Darkness looms when we fail to fix our criminal justice system and instead take the easier route to punish the law offenders by death, depriving them the opportunity to reform their lives and extinguish from them their sense of hope.
Darkness looms when we fail to tell the stories of the lives of those who generally fought for freedom, [against] the atrocities of martial rule, and allow incontrovertible facts of history replaced by imagined benevolence and illusions of power and grandeur.
Darkness looms when we allow the responsible use of social media to demonize those whose opinions differ from ours, when we share falsehood and lies, instead of ferreting our what is true and spreading what is good and useful.
Darkness looms when we promote the culture of impunity instead of cultivating the sense of accountability, honesty, and integrity in our personal and public lives.
Darkness looms when we ignore the sense of sin and deny our need for God.
But the Christmas story did not end in darkness. The beauty of the Christmas story is that in the midst of darkness, there came light. John the Baptist described the light as a burning and shining lamp, and in the words of the prophet Isaiah, it is the light that dawned on those walking and living in the land of deep darkness.

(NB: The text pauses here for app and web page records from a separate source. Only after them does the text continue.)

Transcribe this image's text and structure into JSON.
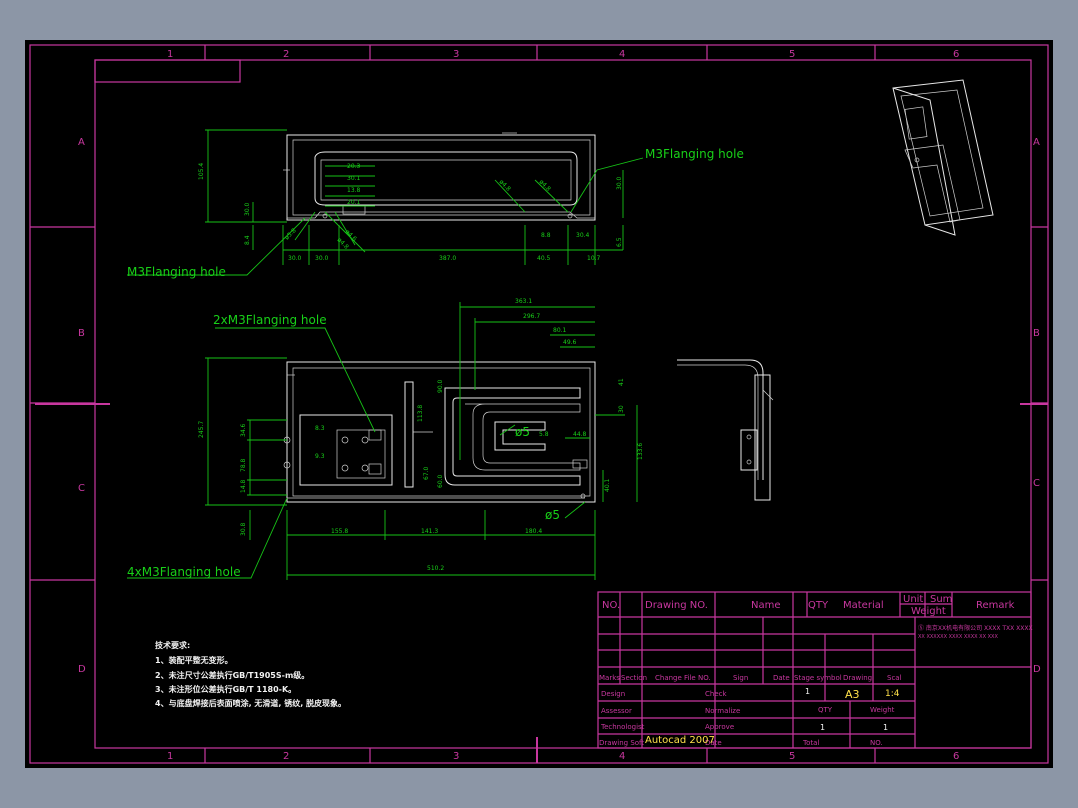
{
  "frame": {
    "columns": [
      "1",
      "2",
      "3",
      "4",
      "5",
      "6"
    ],
    "rows": [
      "A",
      "B",
      "C",
      "D"
    ]
  },
  "callouts": {
    "front_flange": "M3Flanging hole",
    "left_flange": "M3Flanging hole",
    "top_flange2": "2xM3Flanging hole",
    "bottom_flange4": "4xM3Flanging hole",
    "dia5_a": "ø5",
    "dia5_b": "ø5"
  },
  "dims_front": [
    "105.4",
    "30.0",
    "8.4",
    "30.0",
    "30.0",
    "387.0",
    "40.5",
    "10.7",
    "30.0",
    "6.5",
    "30.4",
    "8.8",
    "20.3",
    "30.1",
    "13.8",
    "20.1",
    "ø4.8",
    "ø4.6",
    "ø5.8",
    "ø4.8",
    "ø4.8"
  ],
  "dims_top": [
    "363.1",
    "296.7",
    "80.1",
    "49.6",
    "245.7",
    "34.6",
    "78.8",
    "14.8",
    "30.8",
    "155.8",
    "141.3",
    "180.4",
    "510.2",
    "5.8",
    "44.8",
    "133.6",
    "40.1",
    "30",
    "10",
    "41",
    "8.3",
    "9.3",
    "90.0",
    "67.0",
    "113.8",
    "60.0"
  ],
  "tech_notes": {
    "title": "技术要求:",
    "lines": [
      "1、装配平整无变形。",
      "2、未注尺寸公差执行GB/T1905S-m级。",
      "3、未注形位公差执行GB/T 1180-K。",
      "4、与底盘焊接后表面喷涂, 无滑道, 锈纹, 脱皮现象。"
    ]
  },
  "title_block": {
    "header": [
      "NO.",
      "Drawing NO.",
      "Name",
      "QTY",
      "Material",
      "Unit",
      "Sum",
      "Weight",
      "Remark"
    ],
    "company": "Ⓢ 南京XX机电有限公司  XXXX TXX XXXX",
    "company2": "XX XXXXXX XXXX XXXX XX XXX",
    "rows": {
      "marks": "Marks",
      "section": "Section",
      "change": "Change File NO.",
      "sign": "Sign",
      "date": "Date",
      "stage": "Stage symbol",
      "drawing": "Drawing",
      "scale": "Scal",
      "design": "Design",
      "check": "Check",
      "assessor": "Assessor",
      "normalize": "Normalize",
      "technologist": "Technologist",
      "approve": "Approve",
      "drawing_soft": "Drawing Soft",
      "date2": "Date",
      "qty": "QTY",
      "weight": "Weight",
      "total": "Total",
      "no": "NO.",
      "software": "Autocad 2007",
      "size": "A3",
      "scale_val": "1:4",
      "qty_val": "1",
      "weight_val": "1",
      "check_val": "1",
      "approve_val": "1"
    }
  },
  "colors": {
    "background": "#000000",
    "frame": "#c8379f",
    "dimension": "#16c216",
    "geometry": "#e8e8e8",
    "software_label": "#ffe14a"
  }
}
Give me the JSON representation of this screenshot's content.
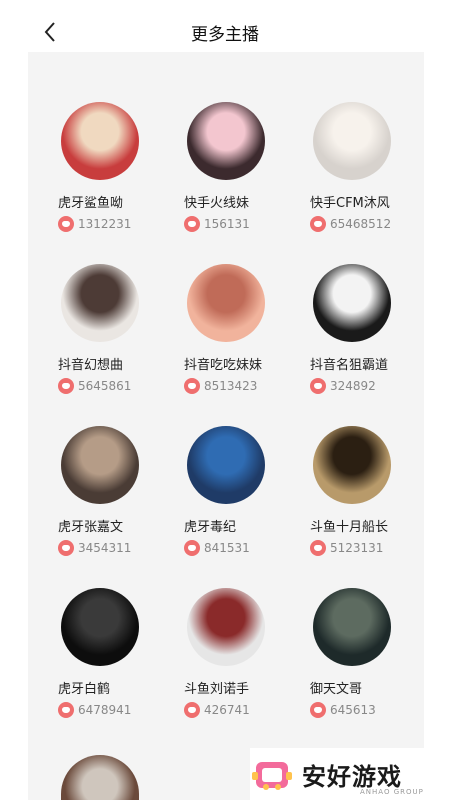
{
  "header": {
    "title": "更多主播"
  },
  "streamers": [
    {
      "name": "虎牙鲨鱼呦",
      "fans": "1312231",
      "colors": [
        "#c83d3d",
        "#f0d9c0"
      ]
    },
    {
      "name": "快手火线妹",
      "fans": "156131",
      "colors": [
        "#3c2a2e",
        "#f3c6cf"
      ]
    },
    {
      "name": "快手CFM沐风",
      "fans": "65468512",
      "colors": [
        "#d7d2cd",
        "#f7f2ec"
      ]
    },
    {
      "name": "抖音幻想曲",
      "fans": "5645861",
      "colors": [
        "#eae6e2",
        "#4d3b36"
      ]
    },
    {
      "name": "抖音吃吃妹妹",
      "fans": "8513423",
      "colors": [
        "#f1b39c",
        "#c06b58"
      ]
    },
    {
      "name": "抖音名狙霸道",
      "fans": "324892",
      "colors": [
        "#1a1a1a",
        "#f3f3f3"
      ]
    },
    {
      "name": "虎牙张嘉文",
      "fans": "3454311",
      "colors": [
        "#4a3c35",
        "#b59c87"
      ]
    },
    {
      "name": "虎牙毒纪",
      "fans": "841531",
      "colors": [
        "#1f3b67",
        "#2f6cb3"
      ]
    },
    {
      "name": "斗鱼十月船长",
      "fans": "5123131",
      "colors": [
        "#b89a6a",
        "#2b1f12"
      ]
    },
    {
      "name": "虎牙白鹤",
      "fans": "6478941",
      "colors": [
        "#0d0d0d",
        "#3a3a3a"
      ]
    },
    {
      "name": "斗鱼刘诺手",
      "fans": "426741",
      "colors": [
        "#e6e6e6",
        "#8a2a2a"
      ]
    },
    {
      "name": "御天文哥",
      "fans": "645613",
      "colors": [
        "#1e2a2a",
        "#5d6b60"
      ]
    }
  ],
  "partial_avatar_colors": [
    "#cfc6bd",
    "#6b4a3b"
  ],
  "watermark": {
    "text": "安好游戏",
    "sub": "ANHAO GROUP"
  }
}
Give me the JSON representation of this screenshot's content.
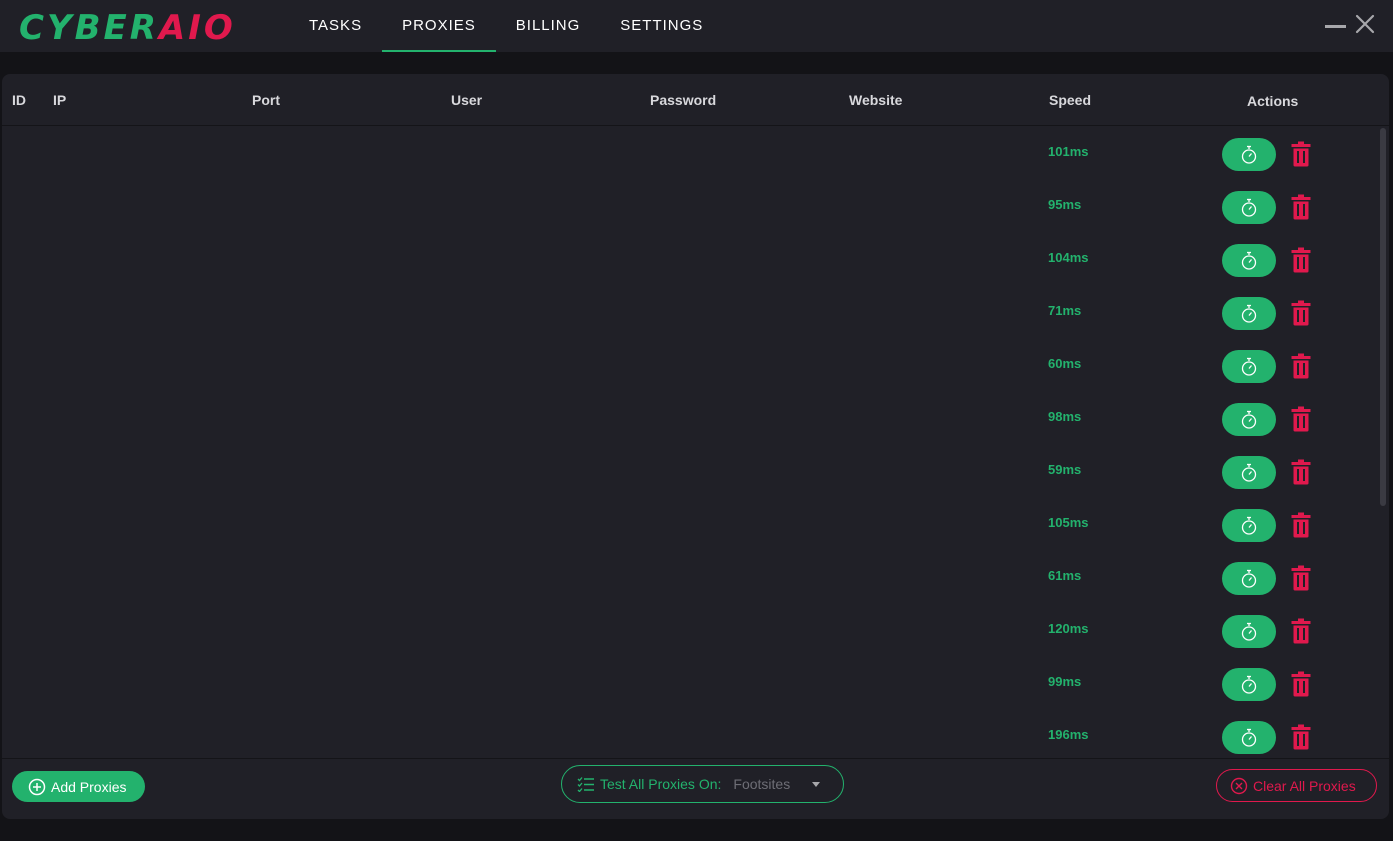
{
  "app": {
    "logo_part1": "CYBER",
    "logo_part2": "AIO"
  },
  "nav": {
    "tabs": [
      "TASKS",
      "PROXIES",
      "BILLING",
      "SETTINGS"
    ],
    "active": "PROXIES"
  },
  "table": {
    "columns": [
      "ID",
      "IP",
      "Port",
      "User",
      "Password",
      "Website",
      "Speed",
      "Actions"
    ],
    "rows": [
      {
        "speed": "101ms"
      },
      {
        "speed": "95ms"
      },
      {
        "speed": "104ms"
      },
      {
        "speed": "71ms"
      },
      {
        "speed": "60ms"
      },
      {
        "speed": "98ms"
      },
      {
        "speed": "59ms"
      },
      {
        "speed": "105ms"
      },
      {
        "speed": "61ms"
      },
      {
        "speed": "120ms"
      },
      {
        "speed": "99ms"
      },
      {
        "speed": "196ms"
      }
    ]
  },
  "footer": {
    "add_label": "Add Proxies",
    "test_all_label": "Test All Proxies On:",
    "test_all_value": "Footsites",
    "clear_label": "Clear All Proxies"
  },
  "colors": {
    "accent_green": "#23b26d",
    "danger_red": "#e0194d",
    "panel_bg": "#202027",
    "app_bg": "#131317"
  },
  "icons": {
    "row_test": "stopwatch-icon",
    "row_delete": "trash-icon",
    "add": "plus-circle-icon",
    "test_all": "checklist-icon",
    "clear": "x-circle-icon"
  }
}
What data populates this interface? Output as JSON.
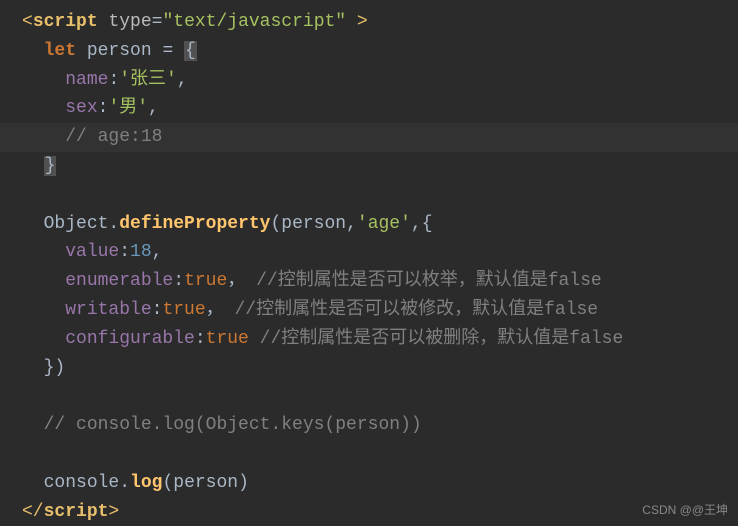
{
  "code": {
    "line1_open": "<",
    "line1_tag": "script",
    "line1_attr": "type",
    "line1_eq": "=",
    "line1_val": "\"text/javascript\"",
    "line1_close": " >",
    "line2_let": "let",
    "line2_person": " person ",
    "line2_eq": "= ",
    "line2_brace": "{",
    "line3_name": "name",
    "line3_colon": ":",
    "line3_val": "'张三'",
    "line3_comma": ",",
    "line4_sex": "sex",
    "line4_colon": ":",
    "line4_val": "'男'",
    "line4_comma": ",",
    "line5_comment": "// age:18",
    "line6_brace": "}",
    "line8_object": "Object",
    "line8_dot": ".",
    "line8_func": "defineProperty",
    "line8_open": "(",
    "line8_person": "person",
    "line8_c1": ",",
    "line8_age": "'age'",
    "line8_c2": ",",
    "line8_brace": "{",
    "line9_value": "value",
    "line9_colon": ":",
    "line9_num": "18",
    "line9_comma": ",",
    "line10_enum": "enumerable",
    "line10_colon": ":",
    "line10_true": "true",
    "line10_comma": "，",
    "line10_comment": "//控制属性是否可以枚举，默认值是false",
    "line11_writable": "writable",
    "line11_colon": ":",
    "line11_true": "true",
    "line11_comma": "，",
    "line11_comment": "//控制属性是否可以被修改，默认值是false",
    "line12_conf": "configurable",
    "line12_colon": ":",
    "line12_true": "true",
    "line12_comment": " //控制属性是否可以被删除，默认值是false",
    "line13_close": "})",
    "line15_comment": "// console.log(Object.keys(person))",
    "line17_console": "console",
    "line17_dot": ".",
    "line17_log": "log",
    "line17_open": "(",
    "line17_person": "person",
    "line17_close": ")",
    "line18_open": "</",
    "line18_tag": "script",
    "line18_close": ">"
  },
  "watermark": "CSDN @@王坤"
}
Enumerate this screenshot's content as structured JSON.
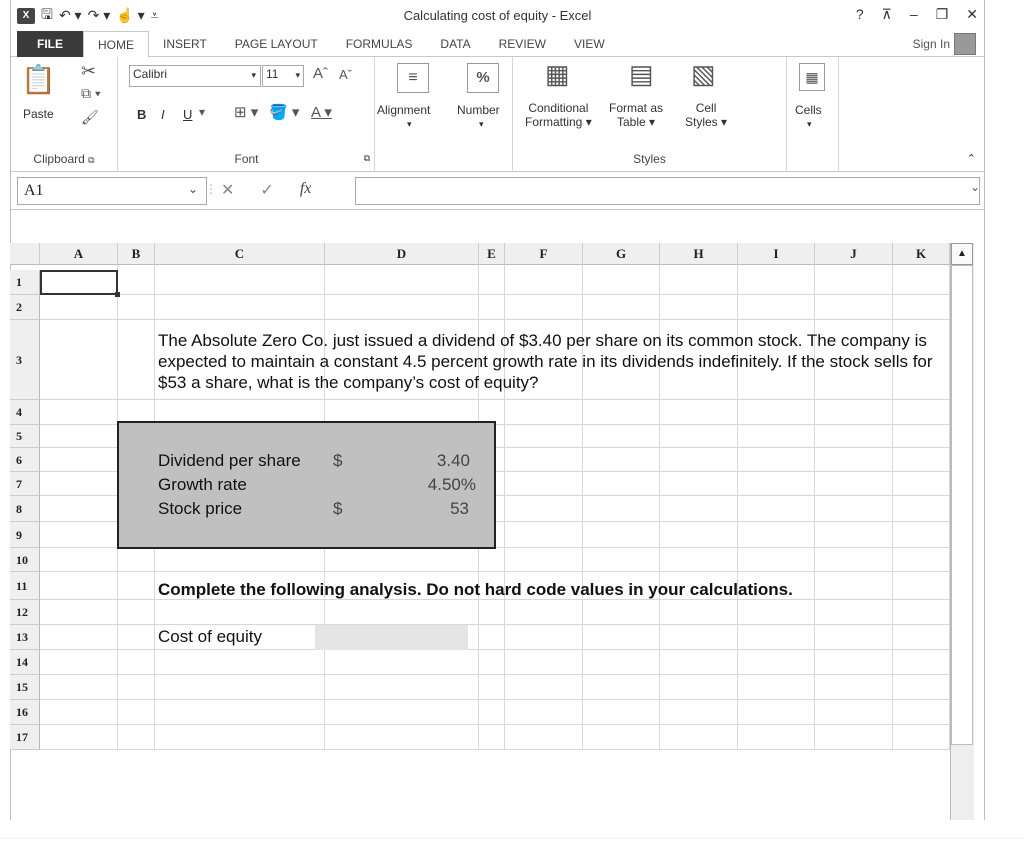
{
  "window": {
    "title": "Calculating cost of equity - Excel",
    "help": "?",
    "controls": [
      "⊼",
      "–",
      "❐",
      "✕"
    ]
  },
  "tabs": [
    "FILE",
    "HOME",
    "INSERT",
    "PAGE LAYOUT",
    "FORMULAS",
    "DATA",
    "REVIEW",
    "VIEW"
  ],
  "signin": "Sign In",
  "ribbon": {
    "clipboard": {
      "label": "Clipboard",
      "paste": "Paste"
    },
    "font": {
      "label": "Font",
      "name": "Calibri",
      "size": "11",
      "bold": "B",
      "italic": "I",
      "underline": "U"
    },
    "alignment": "Alignment",
    "number": "Number",
    "styles": {
      "label": "Styles",
      "conditional": "Conditional",
      "formatting": "Formatting",
      "format_as": "Format as",
      "table": "Table",
      "cell": "Cell",
      "cell_styles": "Styles"
    },
    "cells": "Cells"
  },
  "formula_bar": {
    "name_box": "A1",
    "fx": "fx",
    "value": ""
  },
  "columns": [
    "A",
    "B",
    "C",
    "D",
    "E",
    "F",
    "G",
    "H",
    "I",
    "J",
    "K"
  ],
  "rows": [
    "1",
    "2",
    "3",
    "4",
    "5",
    "6",
    "7",
    "8",
    "9",
    "10",
    "11",
    "12",
    "13",
    "14",
    "15",
    "16",
    "17"
  ],
  "sheet": {
    "problem": "The Absolute Zero Co. just issued a dividend of $3.40 per share on its common stock. The company is expected to maintain a constant 4.5 percent growth rate in its dividends indefinitely. If the stock sells for $53 a share, what is the company’s cost of equity?",
    "inputs": [
      {
        "label": "Dividend per share",
        "currency": "$",
        "value": "3.40"
      },
      {
        "label": "Growth rate",
        "currency": "",
        "value": "4.50%"
      },
      {
        "label": "Stock price",
        "currency": "$",
        "value": "53"
      }
    ],
    "instruction": "Complete the following analysis. Do not hard code values in your calculations.",
    "output_label": "Cost of equity",
    "output_value": ""
  }
}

We all know that when we walk in the midst of darkness, when our lives seem to be an endless night, we need the light. When the world was in darkness, God became man.
This light allowed us not only to see the truth, but it also gave peace. The central message of the Christmas story is the message of peace. The angels announced to the shepherds that peace should reign on the Earth, but this peace is not just being nice to those who are disagreeable, it is not just simply a seccation of hostilities, it is not a balm that soothes the aches of our wounded selves. One author said that this peace broke the silence from God.
It is the peace that descended from the heavens to be with us. It is the peace that entered the world, troubled and divided. Peace is the serenity of the heart that believes that if God is present in our life, in the things that we do, all we be calm, all will be bright.
My dear Thomasians, as we go home and spend Christmas with our families, friends, and loved ones, I hope you share this sense of peace, peace that can only be with us if we remain proclaiming, celebrating and serving the Gospel of Life in every situation, peace that can only be with us if we learn to share the sorrows, the sense of loss and anguish of the victims of violence and support them in their search for justice. Peace can only be with us if only we continue narrating the stories of those who struggled for freedom and peace, freedom and democracy, so that it would never be stolen from us. Peace that can only be with us if we persist in searching for the common good instead of promoting our narrow and vested interests. Peace that can only be with us, if in our quest for truth, we learn to listen to other words even if these voices are different from ours.
Allow me to rephrase the words of the late Archbishop William Temple, who once said, “Christmas celebration should not be a withdrawal from the stress and sorrow of life. Christ was born in the real world, in a city where there was no room for Him, and into a country where Herod, the murderer of innocents, was the King.” He siad that Christ came to us not to shield us from the darkness and harshness of the world, but to give us the courage to bear it. not to protect us from the conflicts of life, but to give us peace, the peace by which we could steadfastly and calmly face the troubles of this life and bring to the troubled and torn and fractured world the healing that it so desires.
My dear Thomasians, I wish you peace. I wish you joy. Merry Christmas and a peaceful new year.